-- Goal of the exercise --
Show every line of the material that follows in which the word "content" occurs.

-- Task data --
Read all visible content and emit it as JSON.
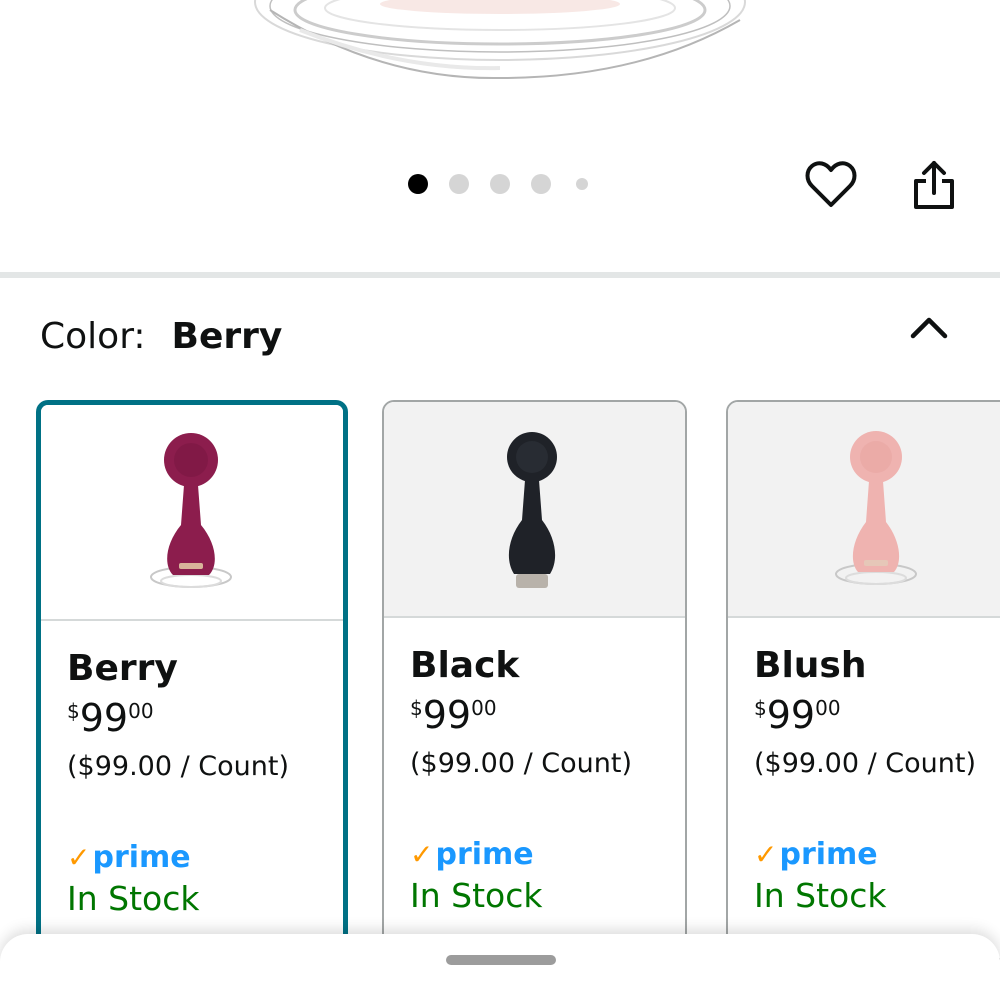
{
  "carousel": {
    "dot_count": 5,
    "active_index": 0
  },
  "actions": {
    "heart_icon": "heart-outline-icon",
    "share_icon": "share-icon"
  },
  "color_selector": {
    "label": "Color:",
    "selected": "Berry",
    "collapse_icon": "chevron-up-icon"
  },
  "swatches": [
    {
      "name": "Berry",
      "price_symbol": "$",
      "price_whole": "99",
      "price_fraction": "00",
      "unit_price": "($99.00 / Count)",
      "prime": "prime",
      "stock": "In Stock",
      "selected": true,
      "product_color": "#8c1d4d"
    },
    {
      "name": "Black",
      "price_symbol": "$",
      "price_whole": "99",
      "price_fraction": "00",
      "unit_price": "($99.00 / Count)",
      "prime": "prime",
      "stock": "In Stock",
      "selected": false,
      "product_color": "#1f2228"
    },
    {
      "name": "Blush",
      "price_symbol": "$",
      "price_whole": "99",
      "price_fraction": "00",
      "unit_price": "($99.00 / Count)",
      "prime": "prime",
      "stock": "In Stock",
      "selected": false,
      "product_color": "#efb3b0"
    }
  ],
  "colors": {
    "selected_border": "#007185",
    "prime_blue": "#1a98ff",
    "prime_check": "#ff9900",
    "in_stock_green": "#007600"
  }
}
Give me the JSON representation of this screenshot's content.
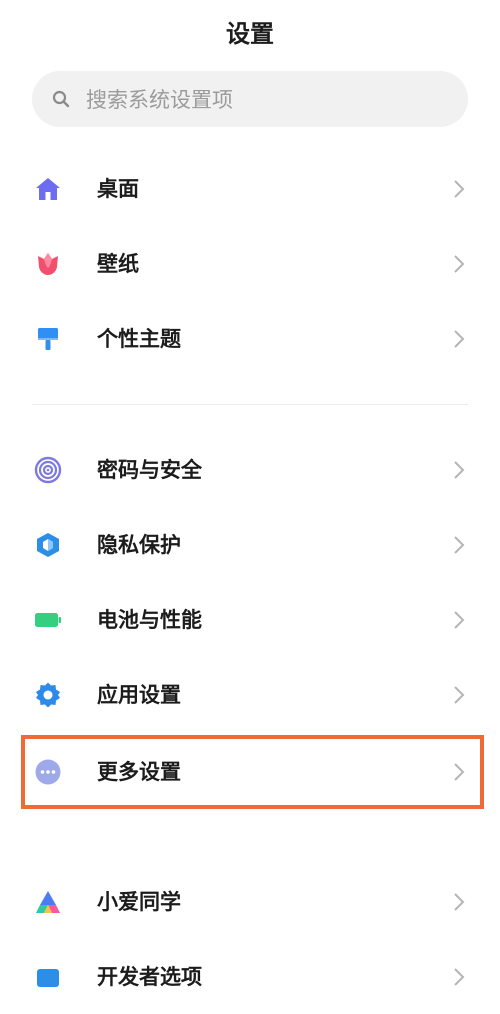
{
  "header": {
    "title": "设置"
  },
  "search": {
    "placeholder": "搜索系统设置项"
  },
  "groups": [
    {
      "items": [
        {
          "label": "桌面",
          "icon": "home-icon",
          "color": "#6e6cf0"
        },
        {
          "label": "壁纸",
          "icon": "tulip-icon",
          "color": "#f0506e"
        },
        {
          "label": "个性主题",
          "icon": "paintbrush-icon",
          "color": "#2f8ff2"
        }
      ]
    },
    {
      "items": [
        {
          "label": "密码与安全",
          "icon": "fingerprint-icon",
          "color": "#7f7bdc"
        },
        {
          "label": "隐私保护",
          "icon": "privacy-shield-icon",
          "color": "#2b8fe8"
        },
        {
          "label": "电池与性能",
          "icon": "battery-icon",
          "color": "#35cf7f"
        },
        {
          "label": "应用设置",
          "icon": "gear-icon",
          "color": "#2d8ae9"
        },
        {
          "label": "更多设置",
          "icon": "more-dots-icon",
          "color": "#9ea9ea"
        }
      ]
    },
    {
      "items": [
        {
          "label": "小爱同学",
          "icon": "xiaoai-icon",
          "color": "#4a7df0"
        },
        {
          "label": "开发者选项",
          "icon": "code-icon",
          "color": "#2b8fe8"
        }
      ]
    }
  ],
  "highlight": {
    "target": "更多设置",
    "color": "#f06a35"
  }
}
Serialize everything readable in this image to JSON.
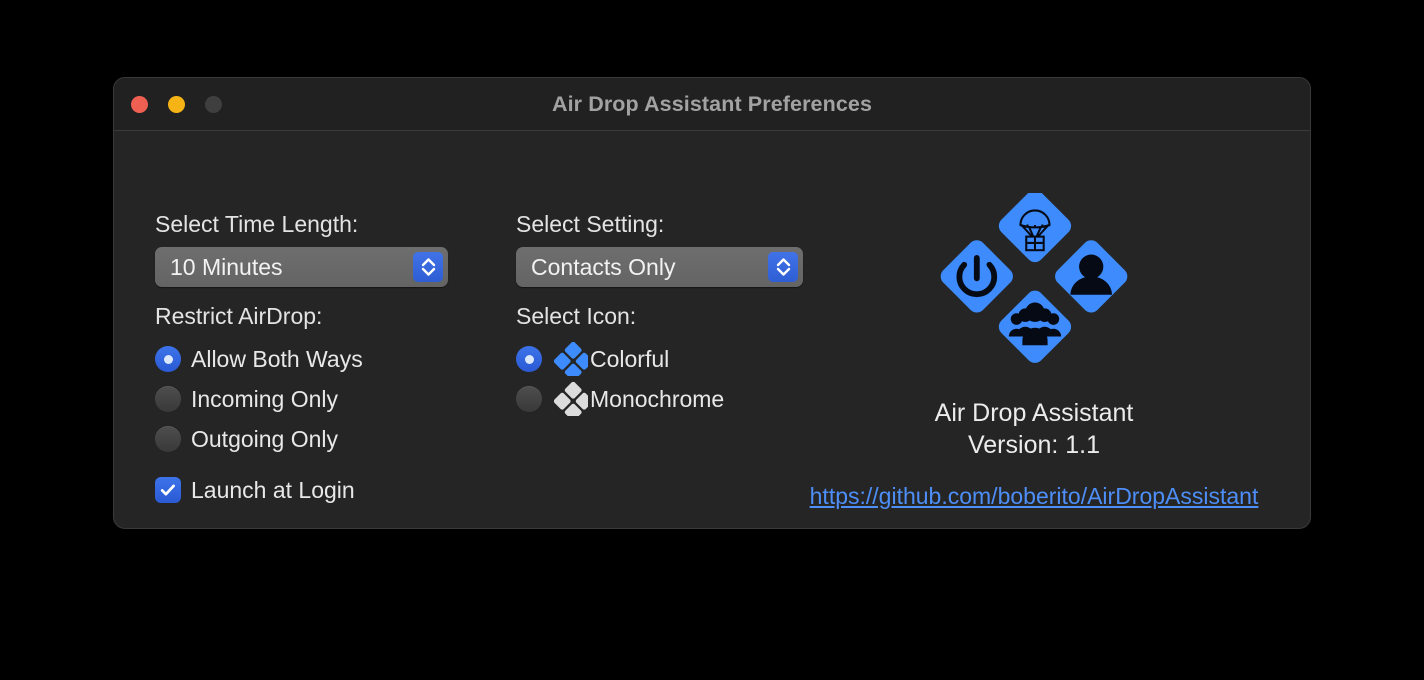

-- Reply to the exercise --
Read all visible content and emit it as JSON.
Give me the JSON representation of this screenshot's content.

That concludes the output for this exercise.